=== Material provided ===
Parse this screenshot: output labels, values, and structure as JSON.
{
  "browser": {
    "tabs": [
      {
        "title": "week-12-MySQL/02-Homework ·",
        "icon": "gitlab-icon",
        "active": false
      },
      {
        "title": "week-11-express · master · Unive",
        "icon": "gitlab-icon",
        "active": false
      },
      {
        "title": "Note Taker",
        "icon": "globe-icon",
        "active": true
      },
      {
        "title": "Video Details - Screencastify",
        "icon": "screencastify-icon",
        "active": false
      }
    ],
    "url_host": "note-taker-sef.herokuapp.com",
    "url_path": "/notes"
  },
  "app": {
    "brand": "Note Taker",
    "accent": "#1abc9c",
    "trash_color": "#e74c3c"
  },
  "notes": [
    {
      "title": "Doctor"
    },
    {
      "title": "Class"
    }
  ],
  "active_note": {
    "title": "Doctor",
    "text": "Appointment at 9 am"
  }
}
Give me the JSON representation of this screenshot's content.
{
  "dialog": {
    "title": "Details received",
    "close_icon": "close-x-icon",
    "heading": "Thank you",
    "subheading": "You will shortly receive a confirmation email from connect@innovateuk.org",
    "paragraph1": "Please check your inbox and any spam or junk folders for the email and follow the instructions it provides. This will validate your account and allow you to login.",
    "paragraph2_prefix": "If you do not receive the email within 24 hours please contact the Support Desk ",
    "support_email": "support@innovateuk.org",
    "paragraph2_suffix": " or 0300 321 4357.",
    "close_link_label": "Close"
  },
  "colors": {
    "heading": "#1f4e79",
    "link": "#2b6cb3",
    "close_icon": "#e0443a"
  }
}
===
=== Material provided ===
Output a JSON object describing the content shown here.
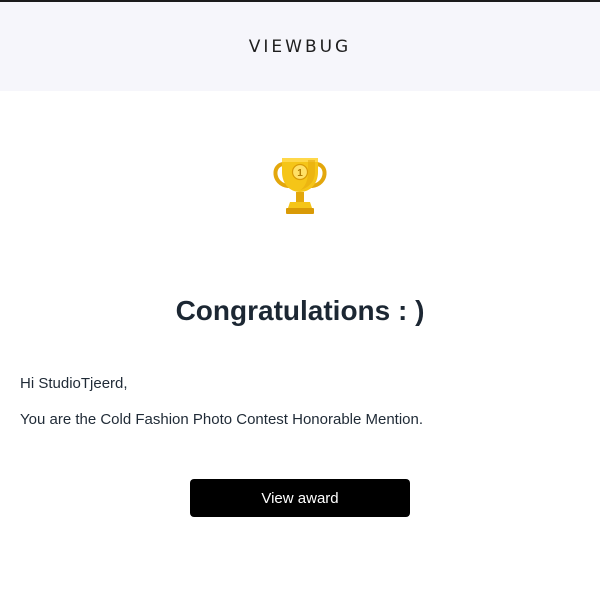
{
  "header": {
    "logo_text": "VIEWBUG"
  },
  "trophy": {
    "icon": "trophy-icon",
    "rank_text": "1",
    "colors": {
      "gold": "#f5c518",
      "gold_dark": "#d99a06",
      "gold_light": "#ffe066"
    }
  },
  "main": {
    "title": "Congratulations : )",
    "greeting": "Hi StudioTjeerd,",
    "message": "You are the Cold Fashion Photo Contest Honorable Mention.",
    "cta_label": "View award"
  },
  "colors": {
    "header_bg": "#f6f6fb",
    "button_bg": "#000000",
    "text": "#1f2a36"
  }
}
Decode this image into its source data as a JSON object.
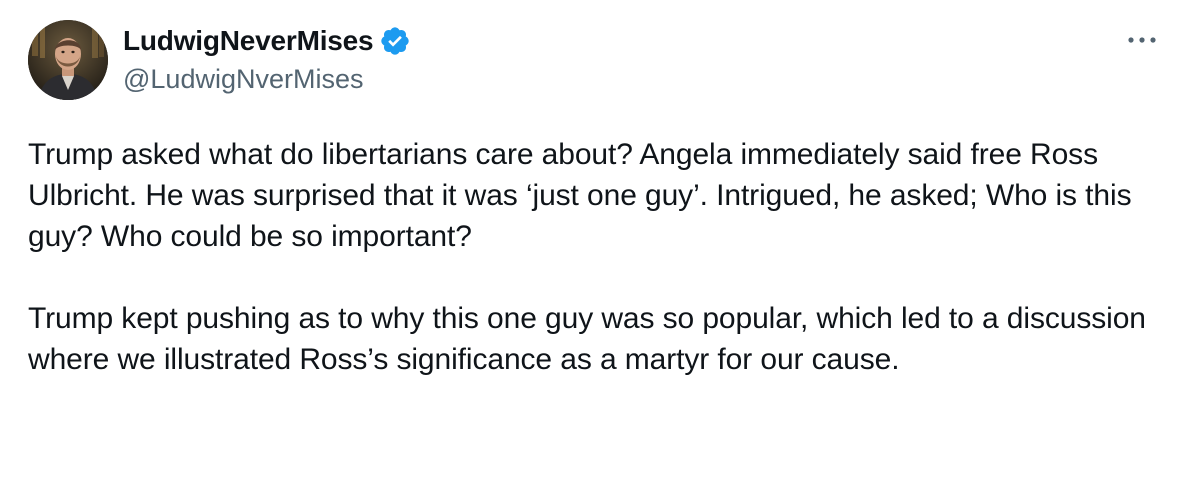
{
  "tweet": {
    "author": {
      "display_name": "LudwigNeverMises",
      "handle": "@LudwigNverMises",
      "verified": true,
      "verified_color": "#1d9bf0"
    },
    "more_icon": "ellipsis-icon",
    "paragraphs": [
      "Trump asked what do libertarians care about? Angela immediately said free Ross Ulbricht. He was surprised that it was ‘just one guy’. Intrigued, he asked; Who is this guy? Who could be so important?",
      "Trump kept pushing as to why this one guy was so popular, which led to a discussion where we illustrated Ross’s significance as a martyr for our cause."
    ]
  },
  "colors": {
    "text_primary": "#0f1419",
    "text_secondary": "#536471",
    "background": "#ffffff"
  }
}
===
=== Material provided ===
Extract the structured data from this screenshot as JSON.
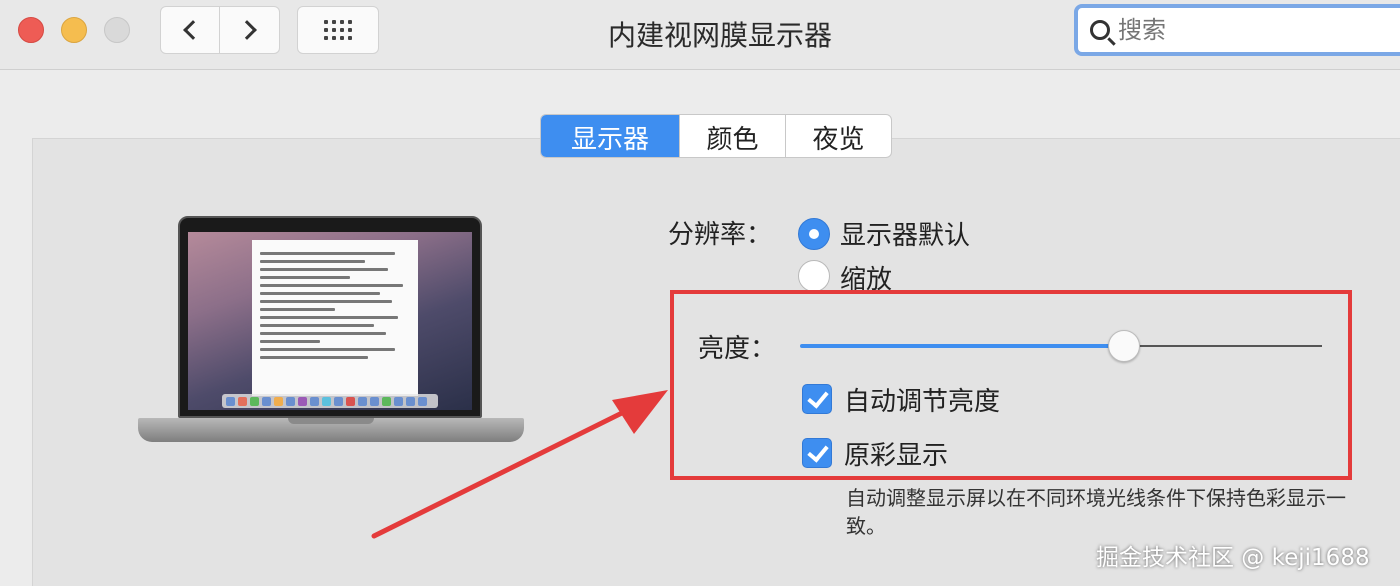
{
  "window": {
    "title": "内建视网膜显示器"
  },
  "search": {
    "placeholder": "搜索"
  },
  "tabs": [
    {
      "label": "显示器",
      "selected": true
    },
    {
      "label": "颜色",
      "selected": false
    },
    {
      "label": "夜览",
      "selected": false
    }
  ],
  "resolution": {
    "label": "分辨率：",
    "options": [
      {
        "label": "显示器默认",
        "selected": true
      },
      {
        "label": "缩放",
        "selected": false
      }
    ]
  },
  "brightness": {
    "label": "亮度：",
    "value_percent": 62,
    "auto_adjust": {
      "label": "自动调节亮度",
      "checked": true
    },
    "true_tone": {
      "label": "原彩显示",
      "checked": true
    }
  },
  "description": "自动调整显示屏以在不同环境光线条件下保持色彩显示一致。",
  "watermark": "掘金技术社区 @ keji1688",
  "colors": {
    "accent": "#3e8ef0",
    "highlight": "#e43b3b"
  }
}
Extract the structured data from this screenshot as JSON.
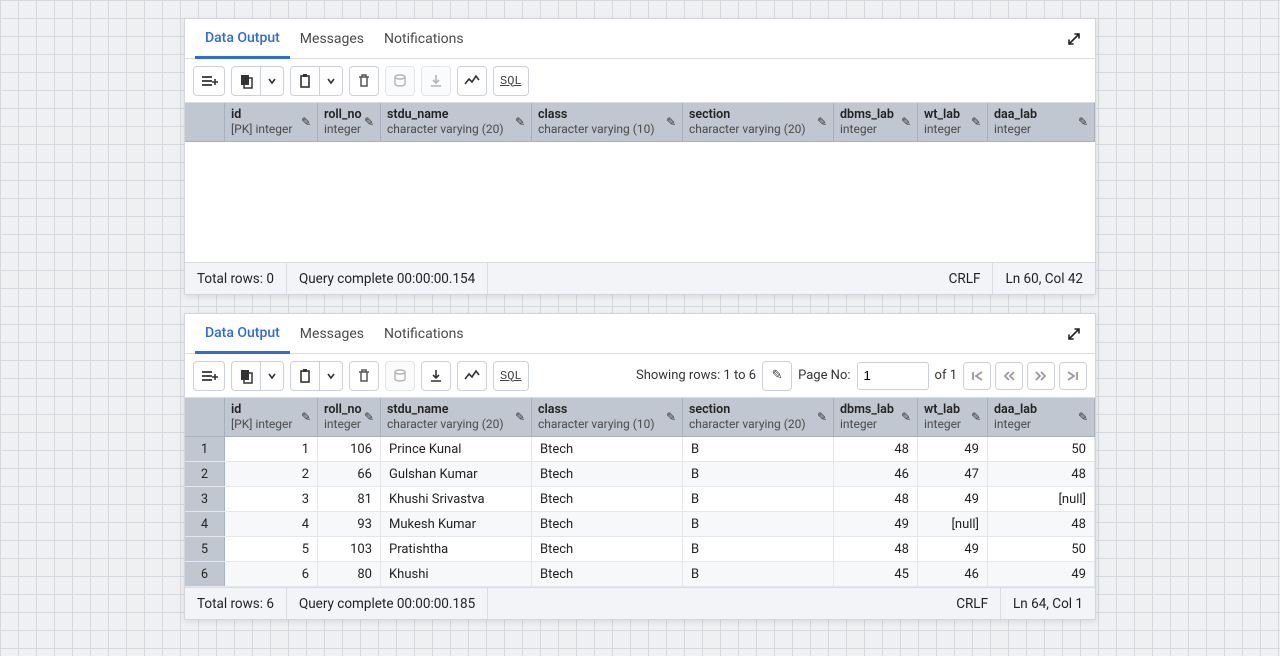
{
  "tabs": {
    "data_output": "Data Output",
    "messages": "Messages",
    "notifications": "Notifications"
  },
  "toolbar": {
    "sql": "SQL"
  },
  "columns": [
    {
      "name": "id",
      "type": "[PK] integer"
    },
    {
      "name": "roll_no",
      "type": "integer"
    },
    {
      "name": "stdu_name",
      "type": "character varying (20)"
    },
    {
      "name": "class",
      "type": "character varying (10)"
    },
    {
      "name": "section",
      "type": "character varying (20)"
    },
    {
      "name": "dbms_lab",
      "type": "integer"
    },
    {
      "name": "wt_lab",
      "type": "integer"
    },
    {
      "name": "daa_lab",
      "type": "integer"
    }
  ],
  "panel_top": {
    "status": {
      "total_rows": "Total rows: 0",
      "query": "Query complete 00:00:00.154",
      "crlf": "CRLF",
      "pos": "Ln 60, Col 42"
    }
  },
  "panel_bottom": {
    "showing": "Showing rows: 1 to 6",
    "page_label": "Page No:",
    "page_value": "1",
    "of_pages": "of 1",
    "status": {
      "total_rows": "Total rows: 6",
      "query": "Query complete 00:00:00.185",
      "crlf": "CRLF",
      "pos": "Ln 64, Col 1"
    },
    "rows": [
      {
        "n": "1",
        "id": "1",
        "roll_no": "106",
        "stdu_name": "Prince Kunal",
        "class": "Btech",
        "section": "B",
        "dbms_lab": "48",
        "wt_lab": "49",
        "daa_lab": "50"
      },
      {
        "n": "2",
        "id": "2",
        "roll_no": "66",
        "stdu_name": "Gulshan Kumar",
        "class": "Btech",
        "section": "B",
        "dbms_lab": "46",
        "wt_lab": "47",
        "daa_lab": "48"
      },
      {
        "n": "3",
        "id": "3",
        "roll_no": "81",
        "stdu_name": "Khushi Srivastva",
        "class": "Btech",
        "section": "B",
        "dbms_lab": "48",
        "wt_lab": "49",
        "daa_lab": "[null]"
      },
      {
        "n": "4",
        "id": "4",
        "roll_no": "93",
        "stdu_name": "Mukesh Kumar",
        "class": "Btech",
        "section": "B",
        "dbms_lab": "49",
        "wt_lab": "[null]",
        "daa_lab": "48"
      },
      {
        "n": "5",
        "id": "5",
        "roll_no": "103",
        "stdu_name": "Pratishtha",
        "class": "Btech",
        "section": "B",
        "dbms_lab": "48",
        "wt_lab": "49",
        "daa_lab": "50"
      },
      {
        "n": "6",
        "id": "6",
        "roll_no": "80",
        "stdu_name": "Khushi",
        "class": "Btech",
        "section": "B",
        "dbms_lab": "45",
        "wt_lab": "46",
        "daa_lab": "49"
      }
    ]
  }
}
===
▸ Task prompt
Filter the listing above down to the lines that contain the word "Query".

▸ Answer section
      "query": "Query complete 00:00:00.154",
      "query": "Query complete 00:00:00.185",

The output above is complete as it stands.